Michael and Susan Newburger of Platte County made one of the purchases. They chose an image that showcased the Southern Platte County Fire Station and McKay Hall on the Park University campus.
“This is really meaningful to me because I attended Park and have been a long-time volunteer with the fire department,” said Michael Newburger, a Platte County resident of more than 50 years.
“We have a number of original pieces of art from our travels to Bermuda, but this is our first art that showcases Parkville,” Susan Newburger added.
It was at this open house at the Kline Gallery that Bev Amundson of Lenexa learned one of her paintings, “Creek Along Nature Trail,” won first place. As an added bonus, a guest at the reception purchased her painting that night.

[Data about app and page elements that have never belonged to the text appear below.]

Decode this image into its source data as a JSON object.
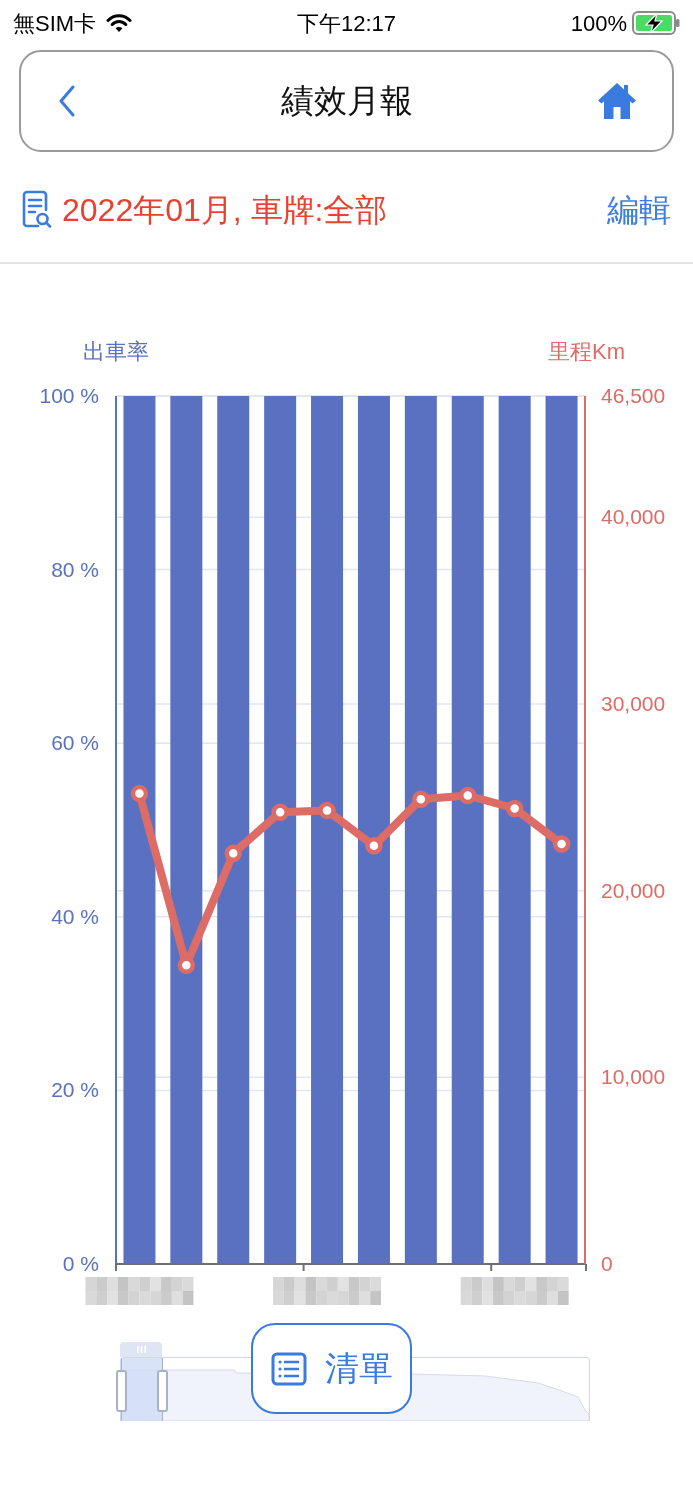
{
  "status_bar": {
    "carrier": "無SIM卡",
    "time": "下午12:17",
    "battery": "100%"
  },
  "header": {
    "title": "績效月報"
  },
  "filter": {
    "summary": "2022年01月, 車牌:全部",
    "edit_button": "編輯"
  },
  "chart": {
    "charts": [
      {
        "chart_data": {
          "type": "bar",
          "ylabel": "出車率",
          "ylim": [
            0,
            100
          ],
          "yticks": [
            {
              "value": 0,
              "label": "0 %"
            },
            {
              "value": 20,
              "label": "20 %"
            },
            {
              "value": 40,
              "label": "40 %"
            },
            {
              "value": 60,
              "label": "60 %"
            },
            {
              "value": 80,
              "label": "80 %"
            },
            {
              "value": 100,
              "label": "100 %"
            }
          ],
          "grid": true,
          "series": [
            {
              "color": "#5a71c1",
              "values": [
                100,
                100,
                100,
                100,
                100,
                100,
                100,
                100,
                100,
                100
              ]
            }
          ]
        }
      },
      {
        "chart_data": {
          "type": "line",
          "ylabel": "里程Km",
          "ylim": [
            0,
            46500
          ],
          "yticks": [
            {
              "value": 0,
              "label": "0"
            },
            {
              "value": 10000,
              "label": "10,000"
            },
            {
              "value": 20000,
              "label": "20,000"
            },
            {
              "value": 30000,
              "label": "30,000"
            },
            {
              "value": 40000,
              "label": "40,000"
            },
            {
              "value": 46500,
              "label": "46,500"
            }
          ],
          "grid": true,
          "series": [
            {
              "color": "#dd6b66",
              "marker": "circle",
              "values": [
                25200,
                16000,
                22000,
                24200,
                24300,
                22400,
                24900,
                25100,
                24400,
                22500
              ]
            }
          ]
        }
      }
    ],
    "redacted_labels": [
      {
        "kind": "blurred"
      },
      {
        "kind": "blurred"
      },
      {
        "kind": "blurred"
      }
    ],
    "data_zoom": {
      "level": 0.09
    }
  },
  "list_button": {
    "label": "清單"
  }
}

“I really enjoy participating in these competitions because you get to know your peers,” she said. “I don’t try to emulate anyone, but I do like to see their compositions and their interpretation of a scene.”
The prize money and sales from events like Paint Parkville, the Brush Creek Art Walk and STEMS at the Overland Park Arboretum each spring are valued sources of income for those who participate. Most artists enjoy talking to people who stop and watch their work.
“People always say what we do looks so relaxing and I just laugh,” said Ken Chapin, an artist from Independence who participated in Paint Parkville.
While some artists prefer to work in isolation, others enjoy the opportunity to talk about their work to passers-by, to promote their gallery or upcoming shows. It’s a particularly good experience when an admirer makes a purchase right off the easel.
“Many people are surprised by the price of original art, but as we talk, we can explain about the years of experience and skill set that contributes to the price,” said Seevers.
The value of a piece of art is nothing if not subjective, and nothing that Admundson considers when she works.
“The thing that allows me to make a good painting is when I just relax in my surroundings,” said Amundson. “When I let nature talk to me and I can capture that, it’s a good day.”
Fifth Annual Brush Creek Art Walk
When: Sept. 16-18
What: More than 70 plein air artists working along a four-mile stretch of Brush Creek from the Bruce R. Watkins Community Center to the Country Club Plaza
Friday, Sept. 16: 7 to 10 p.m., special evening event around the J.C. Nichols Fountain
Saturday, Sept. 17: 10 a.m. to 1 p.m., butterflies at the Anita B. Gorman Discovery Center, 4750 Troost Ave.
Sunday, Sept. 18: 5 to 8 p.m., sunset event, Brush Creek Community Center, 3801 Brush Creek Blvd.
Exhibit of all paintings throughout October at Anita B. Gorman Discovery Center, 4750 Troost